I have seen his notation to describe the Instrumental Variable framework, and I wish to make sure I understand it. Y is the dependent variable, x is treatment, and z is the instrument:
$y = f(x,epsilon)$
$x = g(z,eta)$
and the endogeneity structure is defined as: $cov(epsilon,eta)neq0$, $cov(z,epsilon)=0$, $cov(z,eta)=0$
I want to make sure I understand what this is saying.
First, is any variable z that can fit this an instrument?
If I am say approximating these functions with linear equations, that $x = pi z + eta$, is this saying we can partition the entire variation of x as the variation explained by z and then all the remaining variation $eta$, and the endogeneity can be expressed as $cov(epsilon,eta)neq0$? I am confused because usually this is simply expressed as $cov(x,epsilon)neq0$, and I am not familiar with writing this all in terms of errors. is this the same since I can just plug in the model of x as $cov(pi z + eta,epsilon) = cov(eta,epsilon)$ given the exogeneity of z?
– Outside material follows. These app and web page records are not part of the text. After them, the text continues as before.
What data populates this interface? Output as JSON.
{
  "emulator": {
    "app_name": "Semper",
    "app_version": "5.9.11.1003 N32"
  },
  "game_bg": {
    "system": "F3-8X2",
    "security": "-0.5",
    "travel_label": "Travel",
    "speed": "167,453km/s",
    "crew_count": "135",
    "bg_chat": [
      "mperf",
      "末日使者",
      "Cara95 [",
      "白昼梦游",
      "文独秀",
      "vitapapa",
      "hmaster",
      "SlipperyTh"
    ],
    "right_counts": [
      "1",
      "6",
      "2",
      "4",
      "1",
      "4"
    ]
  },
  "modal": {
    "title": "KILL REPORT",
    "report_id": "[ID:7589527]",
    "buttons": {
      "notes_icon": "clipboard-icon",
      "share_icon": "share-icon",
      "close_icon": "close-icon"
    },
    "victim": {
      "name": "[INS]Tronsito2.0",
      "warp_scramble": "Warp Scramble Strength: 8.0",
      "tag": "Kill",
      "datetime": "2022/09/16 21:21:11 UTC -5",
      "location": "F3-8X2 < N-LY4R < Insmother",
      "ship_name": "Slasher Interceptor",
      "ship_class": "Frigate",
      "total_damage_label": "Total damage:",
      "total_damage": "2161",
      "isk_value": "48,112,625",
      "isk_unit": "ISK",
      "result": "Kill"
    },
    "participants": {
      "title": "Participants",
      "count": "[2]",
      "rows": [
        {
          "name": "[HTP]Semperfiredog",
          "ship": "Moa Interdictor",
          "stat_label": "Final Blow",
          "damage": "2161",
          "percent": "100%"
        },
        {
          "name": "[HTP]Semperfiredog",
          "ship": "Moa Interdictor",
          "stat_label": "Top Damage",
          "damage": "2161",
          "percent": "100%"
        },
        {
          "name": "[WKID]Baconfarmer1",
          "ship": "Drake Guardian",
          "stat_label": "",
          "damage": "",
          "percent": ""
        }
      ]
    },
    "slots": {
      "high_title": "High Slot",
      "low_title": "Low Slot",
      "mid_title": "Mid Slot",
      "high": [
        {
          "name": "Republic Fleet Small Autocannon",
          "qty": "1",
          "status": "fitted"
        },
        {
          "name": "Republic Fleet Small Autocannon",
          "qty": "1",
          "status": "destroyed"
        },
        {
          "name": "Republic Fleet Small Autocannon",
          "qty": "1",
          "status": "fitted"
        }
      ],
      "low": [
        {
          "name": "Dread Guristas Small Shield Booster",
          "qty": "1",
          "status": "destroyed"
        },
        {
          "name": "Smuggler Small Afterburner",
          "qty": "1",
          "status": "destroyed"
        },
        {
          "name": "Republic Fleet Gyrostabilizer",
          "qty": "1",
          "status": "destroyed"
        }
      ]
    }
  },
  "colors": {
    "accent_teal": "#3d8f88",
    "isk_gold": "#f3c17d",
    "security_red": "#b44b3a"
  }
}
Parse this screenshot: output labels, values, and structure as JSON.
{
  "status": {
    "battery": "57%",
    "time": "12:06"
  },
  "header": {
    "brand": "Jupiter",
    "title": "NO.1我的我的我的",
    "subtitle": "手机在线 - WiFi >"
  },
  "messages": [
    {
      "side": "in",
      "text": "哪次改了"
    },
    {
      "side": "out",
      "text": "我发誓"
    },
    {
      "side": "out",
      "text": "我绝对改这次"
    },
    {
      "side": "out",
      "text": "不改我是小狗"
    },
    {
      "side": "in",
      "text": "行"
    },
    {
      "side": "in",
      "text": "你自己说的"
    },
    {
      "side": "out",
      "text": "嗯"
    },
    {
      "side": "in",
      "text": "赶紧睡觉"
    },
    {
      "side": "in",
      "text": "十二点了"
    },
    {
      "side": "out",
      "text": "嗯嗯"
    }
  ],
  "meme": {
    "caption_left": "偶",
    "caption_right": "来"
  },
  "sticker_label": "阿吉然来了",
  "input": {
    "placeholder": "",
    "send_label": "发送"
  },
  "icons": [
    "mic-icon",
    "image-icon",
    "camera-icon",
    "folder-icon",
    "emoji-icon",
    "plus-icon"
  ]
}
Is this equivalent as saying there exists some subset of variables, $rin epsilon$ and $r in eta$, i.e. omitted variables that determine x and determine y?